Julie Klein’s work has been exhibited in a variety of venues, including solo and two-person exhibitions at Sidecar Gallery (Hammond, IN), the Museum of Contemporary Art Detroit, and the International Museum of Surgical Science (Chicago). Group show venues include Songs for Presidents (Brooklyn), Elaine L Jacob Gallery at Wayne State University (Detroit), Passenger (Detroit), Gridspace (Brooklyn), and the Hyde Park Art Center (Chicago). Klein has participated in residencies at Sitterwerk St. Gallen (Switzerland), the Terra Foundation Summer Residency in Giverny, and at the Vermont Studio Center. She received a BFA from the University of Michigan and an MFA in Sculpture from the Bard College Milton Avery Graduate School of the Arts.
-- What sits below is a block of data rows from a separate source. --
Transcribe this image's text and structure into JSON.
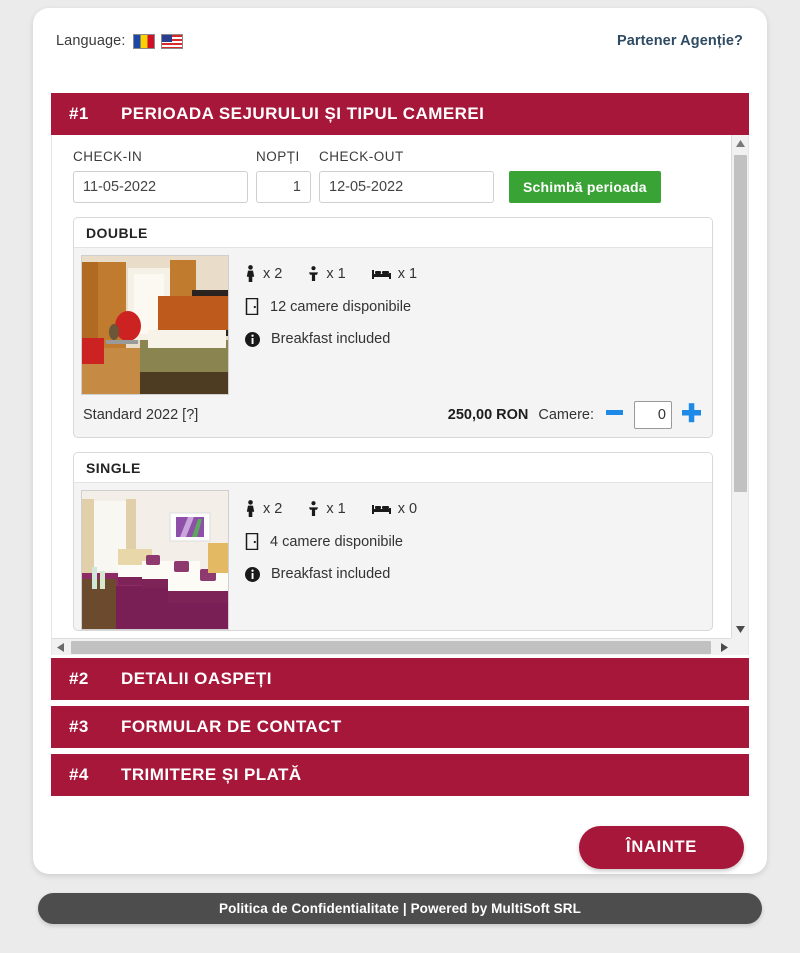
{
  "topbar": {
    "language_label": "Language:",
    "flags": [
      {
        "name": "flag-romania",
        "title": "Română"
      },
      {
        "name": "flag-usa",
        "title": "English"
      }
    ],
    "partner_link": "Partener Agenție?"
  },
  "sections": [
    {
      "num": "#1",
      "title": "PERIOADA SEJURULUI ȘI TIPUL CAMEREI"
    },
    {
      "num": "#2",
      "title": "DETALII OASPEȚI"
    },
    {
      "num": "#3",
      "title": "FORMULAR DE CONTACT"
    },
    {
      "num": "#4",
      "title": "TRIMITERE ȘI PLATĂ"
    }
  ],
  "dates": {
    "checkin_label": "CHECK-IN",
    "checkin_value": "11-05-2022",
    "nights_label": "NOPȚI",
    "nights_value": "1",
    "checkout_label": "CHECK-OUT",
    "checkout_value": "12-05-2022",
    "change_button": "Schimbă perioada"
  },
  "rooms": [
    {
      "type": "DOUBLE",
      "adults": "x 2",
      "children": "x 1",
      "beds": "x 1",
      "availability": "12 camere disponibile",
      "info": "Breakfast included",
      "rate_name": "Standard 2022 [?]",
      "price": "250,00 RON",
      "camere_label": "Camere:",
      "quantity": "0"
    },
    {
      "type": "SINGLE",
      "adults": "x 2",
      "children": "x 1",
      "beds": "x 0",
      "availability": "4 camere disponibile",
      "info": "Breakfast included",
      "rate_name": "",
      "price": "",
      "camere_label": "",
      "quantity": ""
    }
  ],
  "next_button": "ÎNAINTE",
  "footer": {
    "privacy": "Politica de Confidentialitate",
    "separator": " | ",
    "powered": "Powered by MultiSoft SRL"
  },
  "colors": {
    "brand_red": "#a6173a",
    "green": "#3aa335",
    "stepper_blue": "#1e8ae8",
    "footer_gray": "#4d4d4d",
    "page_bg": "#ebebeb"
  }
}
Since 2009, Klein has run Soberscove Press, which produces art-related materials that fill a gap in the literature or are difficult to access, as well as artists’ books.
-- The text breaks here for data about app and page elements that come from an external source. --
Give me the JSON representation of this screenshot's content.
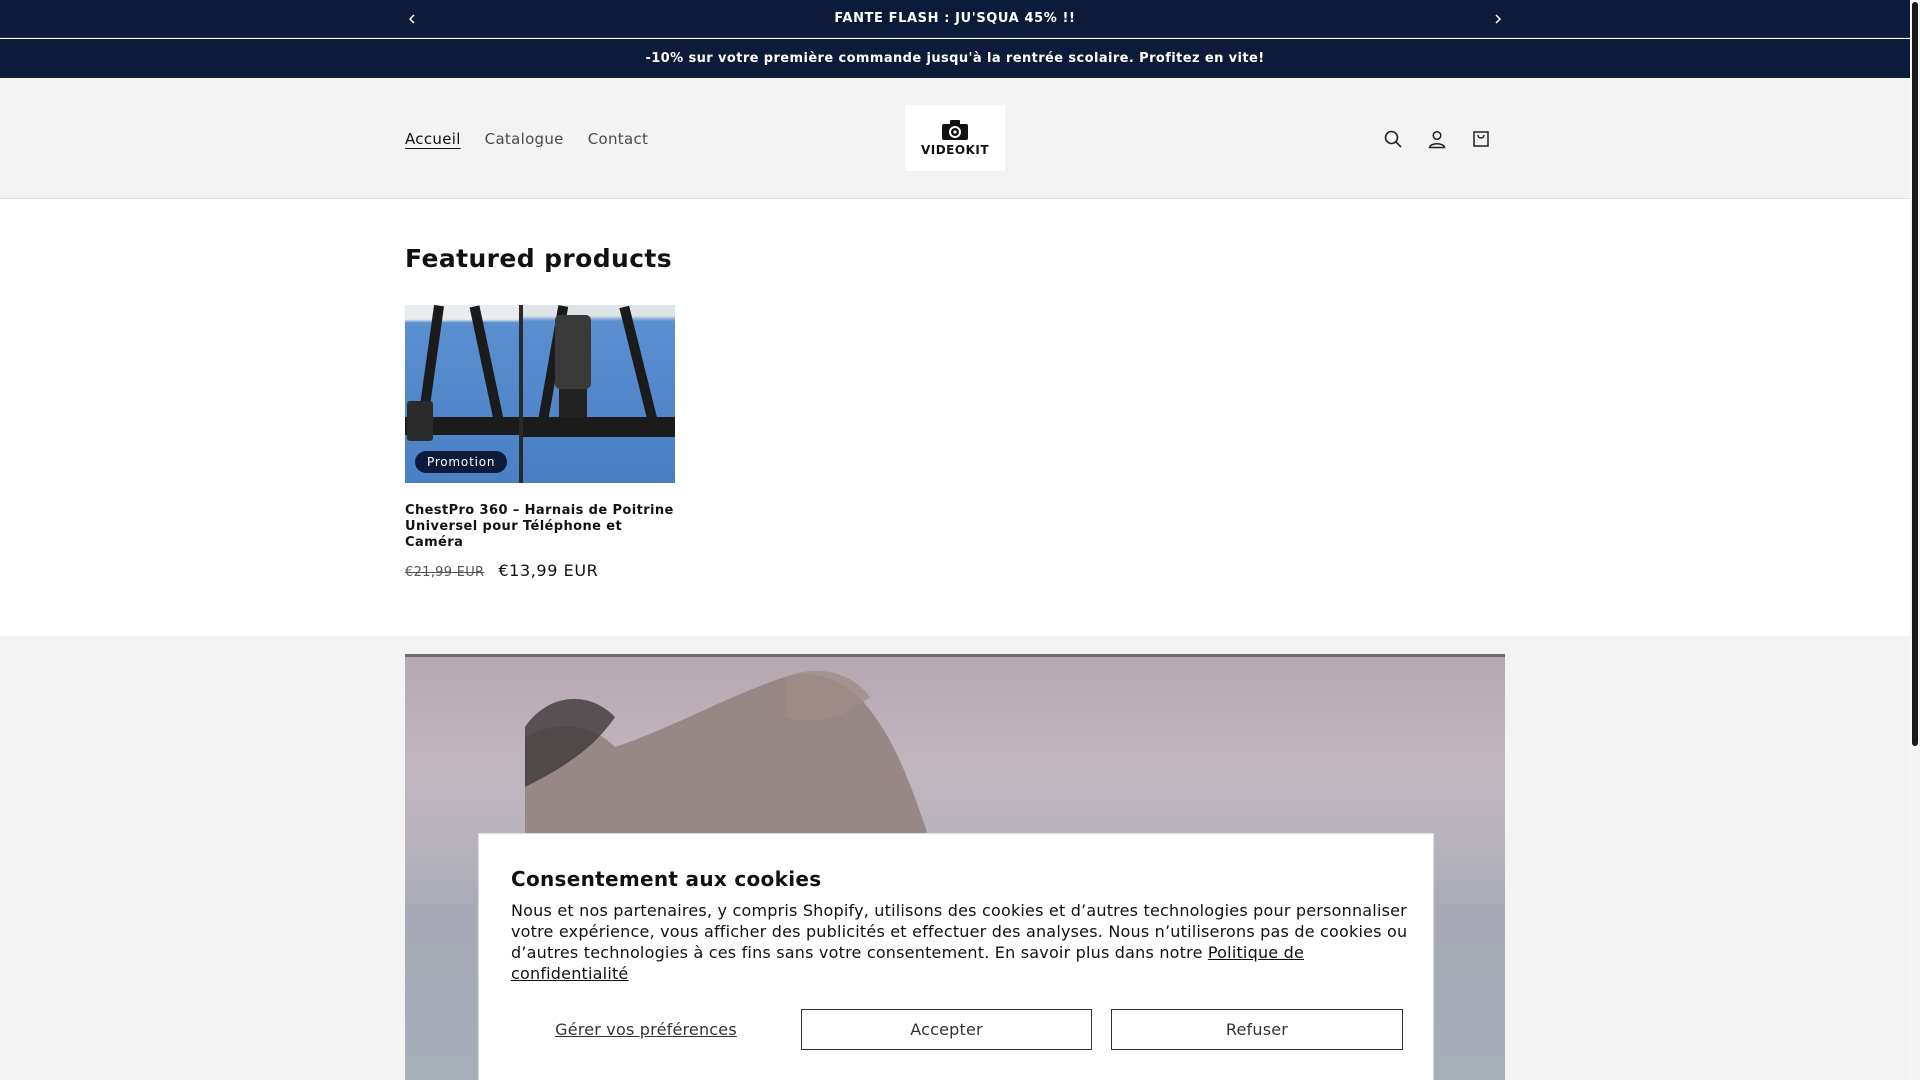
{
  "announcements": {
    "flash": "FANTE FLASH : JU'SQUA 45% !!",
    "promo": "-10% sur votre première commande jusqu'à la rentrée scolaire. Profitez en vite!"
  },
  "header": {
    "nav": [
      "Accueil",
      "Catalogue",
      "Contact"
    ],
    "logo_text": "VIDEOKIT",
    "icons": [
      "search-icon",
      "account-icon",
      "cart-icon"
    ]
  },
  "featured": {
    "title": "Featured products",
    "product": {
      "badge": "Promotion",
      "title": "ChestPro 360 – Harnais de Poitrine Universel pour Téléphone et Caméra",
      "price_old": "€21,99 EUR",
      "price_new": "€13,99 EUR"
    }
  },
  "cookie": {
    "title": "Consentement aux cookies",
    "body": "Nous et nos partenaires, y compris Shopify, utilisons des cookies et d’autres technologies pour personnaliser votre expérience, vous afficher des publicités et effectuer des analyses. Nous n’utiliserons pas de cookies ou d’autres technologies à ces fins sans votre consentement. En savoir plus dans notre ",
    "link": "Politique de confidentialité",
    "manage": "Gérer vos préférences",
    "accept": "Accepter",
    "refuse": "Refuser"
  },
  "colors": {
    "announcement_bg": "#0d1b3a",
    "header_bg": "#f3f3f3",
    "badge_bg": "#0d1b3a"
  }
}
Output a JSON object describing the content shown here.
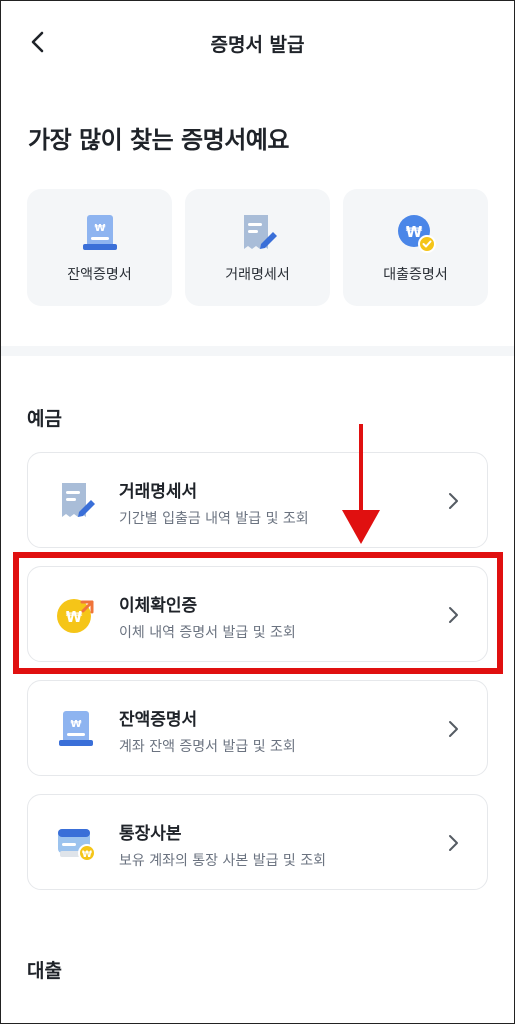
{
  "header": {
    "title": "증명서 발급"
  },
  "hero": {
    "title": "가장 많이 찾는 증명서예요"
  },
  "quick_cards": [
    {
      "label": "잔액증명서",
      "icon": "balance-certificate-icon"
    },
    {
      "label": "거래명세서",
      "icon": "transaction-statement-icon"
    },
    {
      "label": "대출증명서",
      "icon": "loan-certificate-icon"
    }
  ],
  "deposit": {
    "title": "예금",
    "items": [
      {
        "title": "거래명세서",
        "desc": "기간별 입출금 내역 발급 및 조회",
        "icon": "transaction-statement-icon"
      },
      {
        "title": "이체확인증",
        "desc": "이체 내역 증명서 발급 및 조회",
        "icon": "transfer-confirmation-icon"
      },
      {
        "title": "잔액증명서",
        "desc": "계좌 잔액 증명서 발급 및 조회",
        "icon": "balance-certificate-icon"
      },
      {
        "title": "통장사본",
        "desc": "보유 계좌의 통장 사본 발급 및 조회",
        "icon": "bankbook-copy-icon"
      }
    ]
  },
  "loan": {
    "title": "대출"
  },
  "colors": {
    "highlight": "#e01010",
    "card_bg": "#f4f6f8",
    "accent_blue": "#3a6fd8",
    "accent_yellow": "#f5c518"
  }
}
Jacque Liu is a studio artist and an arts administrator. He was born in Taipei, Taiwan, and received an M.F.A. from Cranbrook Academy of Art, a B.F.A. from Alfred University, and a Fulbright Scholarship to study at the Universität der Künste Berlin. He has exhibited nationally and internationally, and is the recipient of numerous awards and grants. His work and projects have been reviewed in The New York Times, Newsweek, National Public Radio, The Philadelphia Inquirer, the artblog, and elsewhere. Since 2014, he has worked in public art, serving as the Percent for Art Project Manager for the City of Philadelphia’s Office of Arts, Culture and the Creative Economy; where he facilitates artist opportunities and works with artists, government, and design teams. He is the co-founder of Takt Kunstprojektraum, a project space and residency in Berlin, Germany; and has been a member of the artist collectives, Vox Populi and Grizzly Grizzly, where he curated and led a number of creative programming initiatives. He currently lives in Philadelphia, PA.